Beta This part of GOV.UK is being rebuilt – find out what beta means

HMRC internal manual

General Insurance Manual

Mutual insurance: particular types: captive mutual insurers

Many mutual general insurers are dealt with by Local Compliance rather than the Large Business Service. The companies involved are often local in nature or trade-based, specialising in risks peculiar to the trade in question. A genuine mutual concern might be expected to offer competitive premium rates to its members and, taking one year with another, to make little or no underwriting profit, relying on investment income to create an overall profit.

The absence of a tax charge on the underwriting surpluses of mutual concerns has led in some cases to the creation of in house or captive mutual insurers, either in the UK or offshore. Such a captive might underwrite all sorts of risks for group companies while charging possibly excessive premiums for its services and reinsuring the real risks into the commercial market at normal rates. It could thus make large underwriting profits, which might be claimed as exempt. At the same time other group companies might hope to depress their own taxable profits by payment of inflated premiums. The company might also seek a means of converting its taxable investment return into a non-taxable receipt (perhaps through the use of financial reinsurance, see GIM8180). The mutual captive might also lend its surplus funds, interest-free, to group companies.

Such a company, if based offshore, presents a risk that should be considered in the context of the controlled foreign company (CFC) rules described in GIM11080. In addition, the company’s claim to mutual status may be reviewed. In general, it is unlikely that the affairs of a company that is a subsidiary of another will be conducted on a truly mutual basis because the entitlement to enjoy at least part of any surplus will almost inevitably lie with its shareholders. Consequently, the identity between the contributors and participators required for mutuality will not exist. This will be so even if the shareholders and policyholders are the same persons, as the shareholders’ right to participate in profits will accrue to them in their capacity as owners of the business, not in their capacity as participators in a mutual surplus.

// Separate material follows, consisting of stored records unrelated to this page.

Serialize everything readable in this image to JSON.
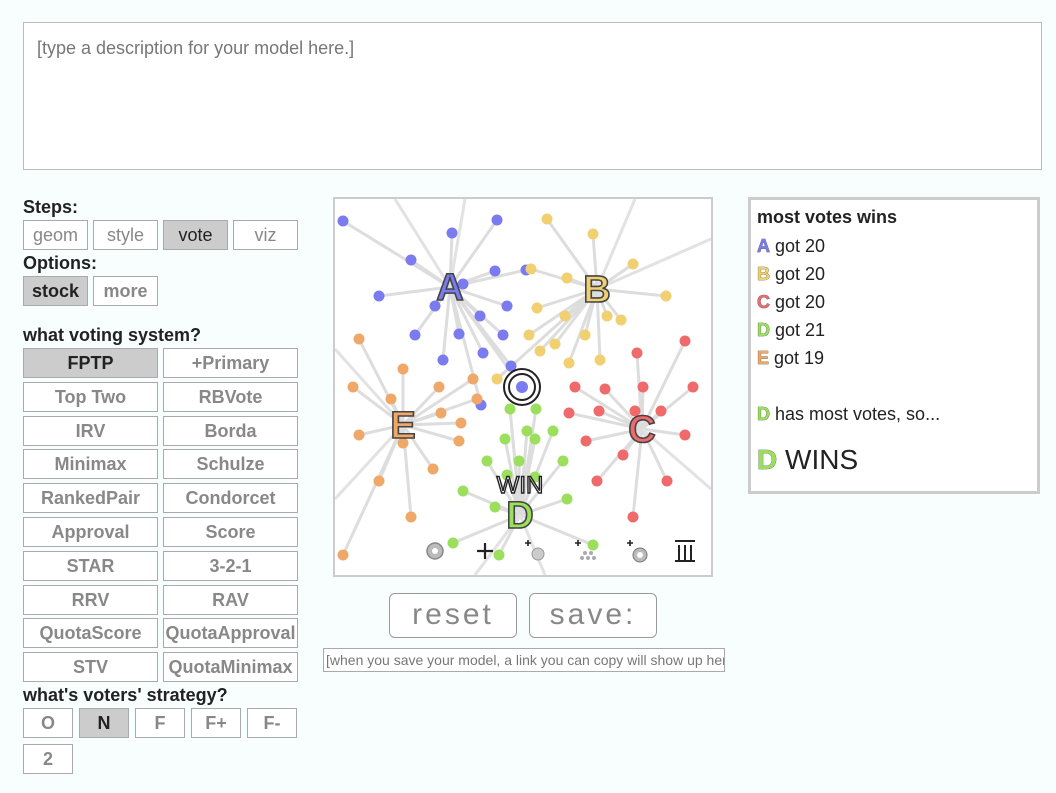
{
  "description_placeholder": "[type a description for your model here.]",
  "steps": {
    "label": "Steps:",
    "items": [
      "geom",
      "style",
      "vote",
      "viz"
    ],
    "selected": "vote"
  },
  "options": {
    "label": "Options:",
    "items": [
      "stock",
      "more"
    ],
    "selected": "stock"
  },
  "voting_system": {
    "label": "what voting system?",
    "items": [
      "FPTP",
      "+Primary",
      "Top Two",
      "RBVote",
      "IRV",
      "Borda",
      "Minimax",
      "Schulze",
      "RankedPair",
      "Condorcet",
      "Approval",
      "Score",
      "STAR",
      "3-2-1",
      "RRV",
      "RAV",
      "QuotaScore",
      "QuotaApproval",
      "STV",
      "QuotaMinimax"
    ],
    "selected": "FPTP"
  },
  "strategy": {
    "label": "what's voters' strategy?",
    "items": [
      "O",
      "N",
      "F",
      "F+",
      "F-",
      "2"
    ],
    "selected": "N"
  },
  "sim": {
    "candidates": [
      {
        "letter": "A",
        "color": "#7b7bf0"
      },
      {
        "letter": "B",
        "color": "#f0d070"
      },
      {
        "letter": "C",
        "color": "#ef6a6a"
      },
      {
        "letter": "D",
        "color": "#9bdf5c"
      },
      {
        "letter": "E",
        "color": "#f0a868"
      }
    ],
    "win_label": "WIN",
    "toolbar_icons": [
      "gear-icon",
      "plus-icon",
      "add-voter-icon",
      "add-crowd-icon",
      "add-gear-crowd-icon",
      "trash-icon"
    ]
  },
  "reset_label": "reset",
  "save_label": "save:",
  "save_link_placeholder": "[when you save your model, a link you can copy will show up here.]",
  "results": {
    "title": "most votes wins",
    "tallies": [
      {
        "letter": "A",
        "text": " got 20",
        "color": "#7b7bf0"
      },
      {
        "letter": "B",
        "text": " got 20",
        "color": "#f0d070"
      },
      {
        "letter": "C",
        "text": " got 20",
        "color": "#ef6a6a"
      },
      {
        "letter": "D",
        "text": " got 21",
        "color": "#9bdf5c"
      },
      {
        "letter": "E",
        "text": " got 19",
        "color": "#f0a868"
      }
    ],
    "most_votes": {
      "letter": "D",
      "text": " has most votes, so...",
      "color": "#9bdf5c"
    },
    "winner": {
      "letter": "D",
      "text": " WINS",
      "color": "#9bdf5c"
    }
  }
}
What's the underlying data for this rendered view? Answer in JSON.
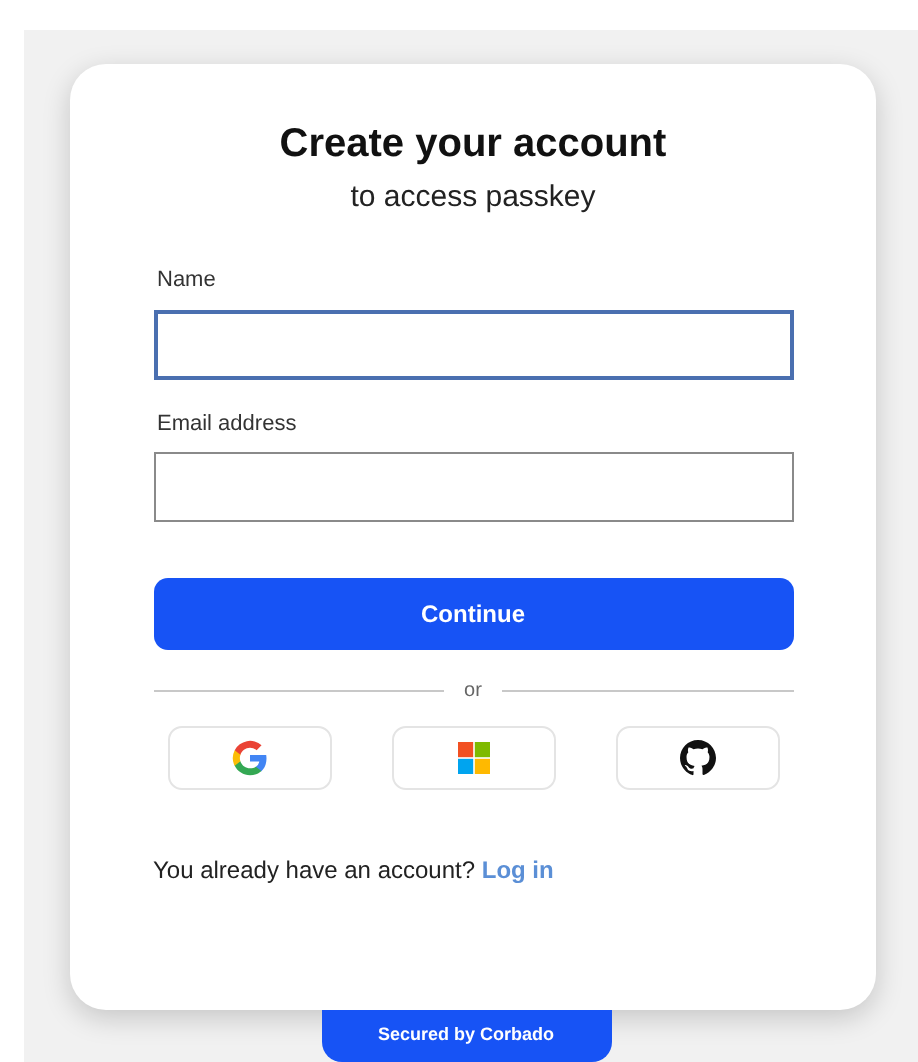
{
  "title": "Create your account",
  "subtitle": "to access passkey",
  "fields": [
    {
      "label": "Name",
      "focused": true
    },
    {
      "label": "Email address",
      "focused": false
    }
  ],
  "continue_button": "Continue",
  "divider": "or",
  "social_buttons": [
    {
      "kind": "google"
    },
    {
      "kind": "microsoft"
    },
    {
      "kind": "github"
    }
  ],
  "login_prompt": {
    "text": "You already have an account?",
    "link": "Log in"
  },
  "footer_badge": "Secured by Corbado"
}
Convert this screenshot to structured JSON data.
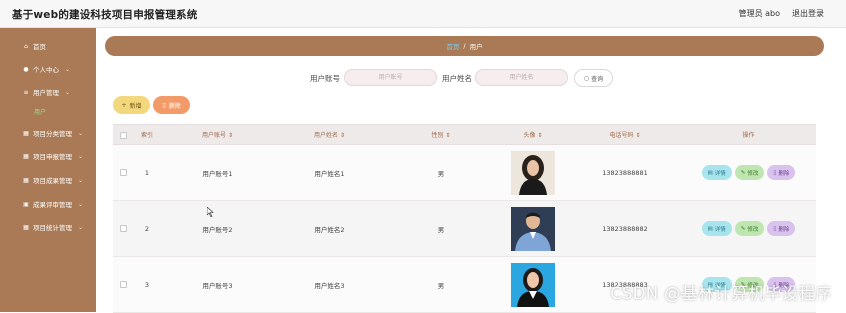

Where a mutual insurance company accepts reinsurance it is unlikely that the reinsurance will form part of the mutual activities as the direct insurer is unlikely to be within the circle of mutuality (GIM9010), whether by being a member of the mutual company or otherwise. The business of accepting reinsurance rarely displays mutual character.

Outwards reinsurance may be a different matter. It is again unlikely that the reinsurer will be a member of the mutual company, or otherwise within the circle of mutuality, but the purpose of outwards reinsurance is to share large risks, rather than to earn a surplus for division among the company’s members. It is a normal cost to the business. So the fact that a mutual concern reinsures some of its risks should not be generally be seen as prejudicing the mutual status of the business.

On the other hand, if it appears on enquiry that the outward reinsurance is deliberately arranged as a consistently exceptionally profitable, rather than ordinary commercial, activity it ceases to be an ordinary cost to the business. This is likely to be a particular risk with some kinds of financial reinsurance or intra-group reinsurance ceded by a mutual parent to a non-mutual subsidiary. In that case it becomes something that, by itself, gives rise to a trading profit, and the case for taxing it will be reviewed. It may be derived from a severable non-mutual activity, or even, in an extreme case, have the effect of depriving the activities as a whole of their mutual status. Reinsurance arrangements between a proprietary company and a mutual insurer in the same group may be susceptible to the application of the transfer pricing legislation, as not consistent with an arm’s length price (see GIM8340).